Your instructions - Pick every line from the data below that contains the string "förbrukningsprodukter" and copy it.

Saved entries
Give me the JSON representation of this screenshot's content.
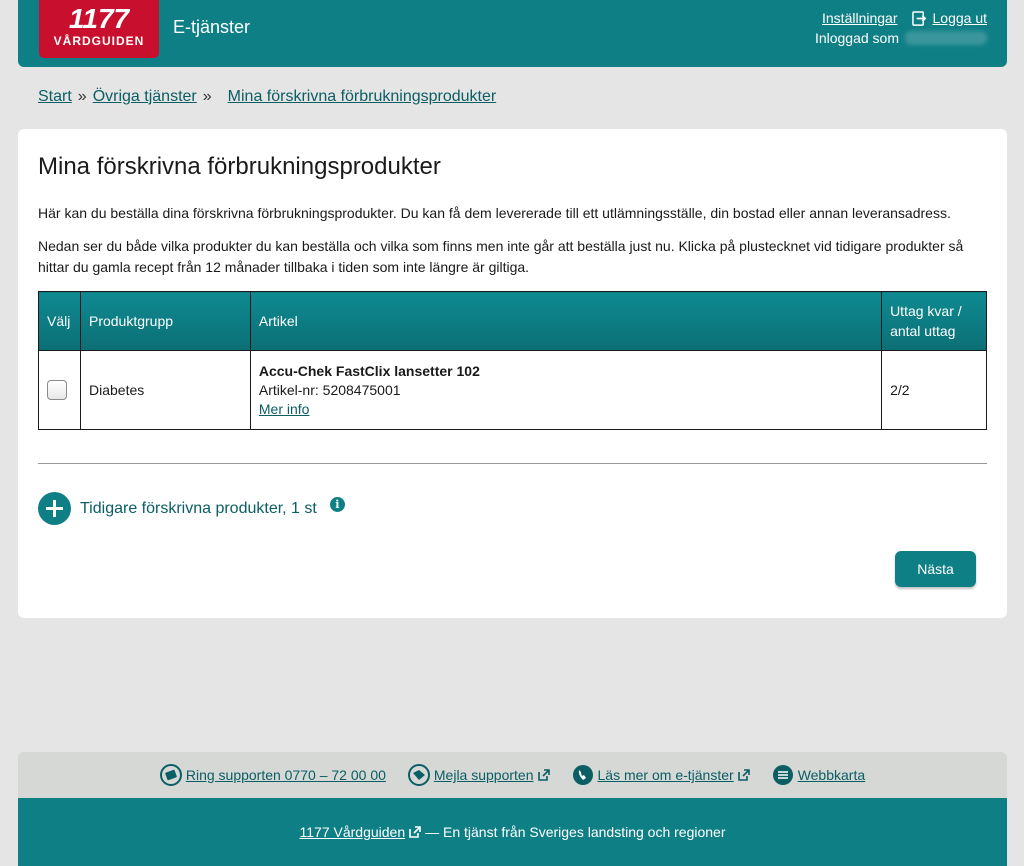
{
  "header": {
    "logo_number": "1177",
    "logo_text": "VÅRDGUIDEN",
    "service_name": "E-tjänster",
    "settings_link": "Inställningar",
    "logout_link": "Logga ut",
    "logged_in_label": "Inloggad som"
  },
  "breadcrumb": {
    "items": [
      "Start",
      "Övriga tjänster",
      "Mina förskrivna förbrukningsprodukter"
    ],
    "separator": "»"
  },
  "main": {
    "title": "Mina förskrivna förbrukningsprodukter",
    "intro1": "Här kan du beställa dina förskrivna förbrukningsprodukter. Du kan få dem levererade till ett utlämningsställe, din bostad eller annan leveransadress.",
    "intro2": "Nedan ser du både vilka produkter du kan beställa och vilka som finns men inte går att beställa just nu. Klicka på plustecknet vid tidigare produkter så hittar du gamla recept från 12 månader tillbaka i tiden som inte längre är giltiga.",
    "table": {
      "headers": [
        "Välj",
        "Produktgrupp",
        "Artikel",
        "Uttag kvar / antal uttag"
      ],
      "rows": [
        {
          "group": "Diabetes",
          "article_name": "Accu-Chek FastClix lansetter 102",
          "article_number": "Artikel-nr: 5208475001",
          "more_info": "Mer info",
          "withdrawals": "2/2",
          "selected": false
        }
      ]
    },
    "earlier_products": "Tidigare förskrivna produkter, 1 st",
    "info_icon": "i",
    "next_button": "Nästa"
  },
  "footer": {
    "links": [
      {
        "label": "Ring supporten 0770 – 72 00 00",
        "icon": "phone-icon"
      },
      {
        "label": "Mejla supporten",
        "icon": "mail-icon"
      },
      {
        "label": "Läs mer om e-tjänster",
        "icon": "info-phone-icon"
      },
      {
        "label": "Webbkarta",
        "icon": "sitemap-icon"
      }
    ],
    "bottom_link": "1177 Vårdguiden",
    "bottom_text": "— En tjänst från Sveriges landsting och regioner"
  },
  "colors": {
    "brand_teal": "#0f7f86",
    "logo_red": "#c8102e",
    "link": "#0a5e64",
    "background": "#e5e5e5"
  }
}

Exercise output -
      "Mina förskrivna förbrukningsprodukter"
    "title": "Mina förskrivna förbrukningsprodukter",
    "intro1": "Här kan du beställa dina förskrivna förbrukningsprodukter. Du kan få dem levererade till ett utlämningsställe, din bostad eller annan leveransadress.",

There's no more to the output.